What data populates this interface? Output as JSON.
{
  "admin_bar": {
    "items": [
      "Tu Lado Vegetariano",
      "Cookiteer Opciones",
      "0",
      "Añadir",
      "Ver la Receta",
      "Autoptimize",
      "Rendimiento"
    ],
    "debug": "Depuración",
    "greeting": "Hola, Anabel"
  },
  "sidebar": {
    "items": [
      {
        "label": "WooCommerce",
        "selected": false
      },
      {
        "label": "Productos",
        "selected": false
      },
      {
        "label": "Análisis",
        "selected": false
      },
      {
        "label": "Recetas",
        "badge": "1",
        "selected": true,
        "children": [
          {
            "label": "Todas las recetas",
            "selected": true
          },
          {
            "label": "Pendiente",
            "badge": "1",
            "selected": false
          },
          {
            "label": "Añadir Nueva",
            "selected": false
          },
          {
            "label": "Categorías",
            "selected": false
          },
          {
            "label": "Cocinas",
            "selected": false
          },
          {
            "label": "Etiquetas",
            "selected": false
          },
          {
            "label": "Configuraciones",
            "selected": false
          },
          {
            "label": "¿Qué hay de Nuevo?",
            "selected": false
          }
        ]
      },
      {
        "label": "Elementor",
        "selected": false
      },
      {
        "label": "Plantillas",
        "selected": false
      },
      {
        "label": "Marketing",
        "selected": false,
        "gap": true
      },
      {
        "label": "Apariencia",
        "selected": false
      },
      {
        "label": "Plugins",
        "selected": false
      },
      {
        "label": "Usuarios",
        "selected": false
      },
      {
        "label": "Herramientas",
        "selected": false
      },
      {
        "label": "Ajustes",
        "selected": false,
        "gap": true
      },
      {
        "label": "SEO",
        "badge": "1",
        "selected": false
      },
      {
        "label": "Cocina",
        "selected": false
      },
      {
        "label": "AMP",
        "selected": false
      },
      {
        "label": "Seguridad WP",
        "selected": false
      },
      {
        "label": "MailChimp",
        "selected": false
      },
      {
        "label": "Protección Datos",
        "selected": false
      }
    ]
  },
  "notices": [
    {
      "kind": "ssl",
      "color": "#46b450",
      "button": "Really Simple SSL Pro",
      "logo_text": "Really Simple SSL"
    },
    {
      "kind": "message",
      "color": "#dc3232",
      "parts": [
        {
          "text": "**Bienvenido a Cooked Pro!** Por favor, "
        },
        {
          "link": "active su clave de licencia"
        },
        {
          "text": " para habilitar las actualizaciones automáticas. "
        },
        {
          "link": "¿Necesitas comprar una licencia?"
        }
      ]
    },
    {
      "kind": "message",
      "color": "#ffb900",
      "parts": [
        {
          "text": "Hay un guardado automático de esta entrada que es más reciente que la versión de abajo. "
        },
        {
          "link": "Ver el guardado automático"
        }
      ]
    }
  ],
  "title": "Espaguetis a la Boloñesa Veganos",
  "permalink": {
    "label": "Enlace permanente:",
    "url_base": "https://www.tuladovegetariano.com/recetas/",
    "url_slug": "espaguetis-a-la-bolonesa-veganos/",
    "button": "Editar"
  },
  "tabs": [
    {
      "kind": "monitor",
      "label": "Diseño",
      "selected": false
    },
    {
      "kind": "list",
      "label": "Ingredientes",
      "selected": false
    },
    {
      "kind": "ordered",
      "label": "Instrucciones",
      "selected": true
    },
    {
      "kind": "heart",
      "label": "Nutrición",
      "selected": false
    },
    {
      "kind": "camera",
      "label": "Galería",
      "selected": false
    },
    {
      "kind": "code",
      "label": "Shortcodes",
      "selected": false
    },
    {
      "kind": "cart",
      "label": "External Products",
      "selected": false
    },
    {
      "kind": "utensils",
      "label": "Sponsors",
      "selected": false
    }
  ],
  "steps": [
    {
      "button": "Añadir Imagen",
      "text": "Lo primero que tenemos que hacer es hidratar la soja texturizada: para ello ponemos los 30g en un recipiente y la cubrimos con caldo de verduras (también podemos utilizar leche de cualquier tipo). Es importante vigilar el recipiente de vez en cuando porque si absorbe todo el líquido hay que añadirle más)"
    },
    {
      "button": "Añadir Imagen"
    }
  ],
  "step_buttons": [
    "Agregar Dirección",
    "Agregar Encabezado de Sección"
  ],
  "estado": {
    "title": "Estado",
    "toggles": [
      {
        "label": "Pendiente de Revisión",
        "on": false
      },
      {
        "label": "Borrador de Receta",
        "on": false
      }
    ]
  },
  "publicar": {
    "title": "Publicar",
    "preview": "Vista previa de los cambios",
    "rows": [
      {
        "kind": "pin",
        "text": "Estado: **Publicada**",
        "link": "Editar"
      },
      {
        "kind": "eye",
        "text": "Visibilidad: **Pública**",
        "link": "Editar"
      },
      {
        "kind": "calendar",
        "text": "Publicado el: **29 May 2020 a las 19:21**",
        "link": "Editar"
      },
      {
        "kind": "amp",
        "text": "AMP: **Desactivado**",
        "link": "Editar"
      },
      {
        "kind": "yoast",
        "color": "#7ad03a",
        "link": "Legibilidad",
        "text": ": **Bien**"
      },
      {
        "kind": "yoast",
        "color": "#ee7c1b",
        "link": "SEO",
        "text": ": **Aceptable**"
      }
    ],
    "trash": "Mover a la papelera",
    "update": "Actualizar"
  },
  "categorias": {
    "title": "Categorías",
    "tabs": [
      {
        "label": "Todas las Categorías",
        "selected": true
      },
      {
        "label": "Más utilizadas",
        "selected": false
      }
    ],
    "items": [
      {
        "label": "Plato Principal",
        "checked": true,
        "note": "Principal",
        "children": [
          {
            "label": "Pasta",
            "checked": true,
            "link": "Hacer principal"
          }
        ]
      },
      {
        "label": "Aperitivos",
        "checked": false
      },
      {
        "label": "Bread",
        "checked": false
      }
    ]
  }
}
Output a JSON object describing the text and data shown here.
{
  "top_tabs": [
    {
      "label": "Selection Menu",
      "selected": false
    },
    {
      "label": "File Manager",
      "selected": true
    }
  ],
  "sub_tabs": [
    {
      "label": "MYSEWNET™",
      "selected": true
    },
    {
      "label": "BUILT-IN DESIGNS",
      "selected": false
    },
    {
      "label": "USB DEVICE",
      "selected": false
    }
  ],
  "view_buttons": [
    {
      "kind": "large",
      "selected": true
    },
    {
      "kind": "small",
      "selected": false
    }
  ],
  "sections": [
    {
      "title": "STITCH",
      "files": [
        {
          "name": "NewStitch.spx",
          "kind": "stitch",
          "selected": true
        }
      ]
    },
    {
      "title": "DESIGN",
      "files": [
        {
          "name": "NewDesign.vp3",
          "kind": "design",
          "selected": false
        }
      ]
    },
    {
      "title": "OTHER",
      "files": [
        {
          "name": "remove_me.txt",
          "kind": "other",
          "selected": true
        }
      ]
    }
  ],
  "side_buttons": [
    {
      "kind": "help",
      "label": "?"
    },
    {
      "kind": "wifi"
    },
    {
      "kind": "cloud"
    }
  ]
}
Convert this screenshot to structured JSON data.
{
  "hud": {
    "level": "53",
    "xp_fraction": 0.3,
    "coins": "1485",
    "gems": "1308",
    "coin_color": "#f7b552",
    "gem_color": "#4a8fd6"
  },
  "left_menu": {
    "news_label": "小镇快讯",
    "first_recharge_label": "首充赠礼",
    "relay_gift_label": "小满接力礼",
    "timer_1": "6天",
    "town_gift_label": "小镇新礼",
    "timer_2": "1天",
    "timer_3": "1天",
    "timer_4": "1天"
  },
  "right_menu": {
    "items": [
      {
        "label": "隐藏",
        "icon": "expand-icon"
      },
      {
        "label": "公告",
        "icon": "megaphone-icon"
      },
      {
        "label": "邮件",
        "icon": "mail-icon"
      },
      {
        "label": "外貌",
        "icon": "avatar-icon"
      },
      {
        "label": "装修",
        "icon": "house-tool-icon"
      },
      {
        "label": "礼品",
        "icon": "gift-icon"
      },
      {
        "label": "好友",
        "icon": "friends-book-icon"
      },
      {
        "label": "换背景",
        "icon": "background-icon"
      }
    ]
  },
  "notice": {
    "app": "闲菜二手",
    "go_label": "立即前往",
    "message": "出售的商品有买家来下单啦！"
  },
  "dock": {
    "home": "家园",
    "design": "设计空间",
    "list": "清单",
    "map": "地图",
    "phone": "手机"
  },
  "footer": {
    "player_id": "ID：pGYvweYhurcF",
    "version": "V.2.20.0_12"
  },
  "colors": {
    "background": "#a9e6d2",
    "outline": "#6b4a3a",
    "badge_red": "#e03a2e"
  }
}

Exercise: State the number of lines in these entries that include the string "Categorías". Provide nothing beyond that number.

Exercise response: 3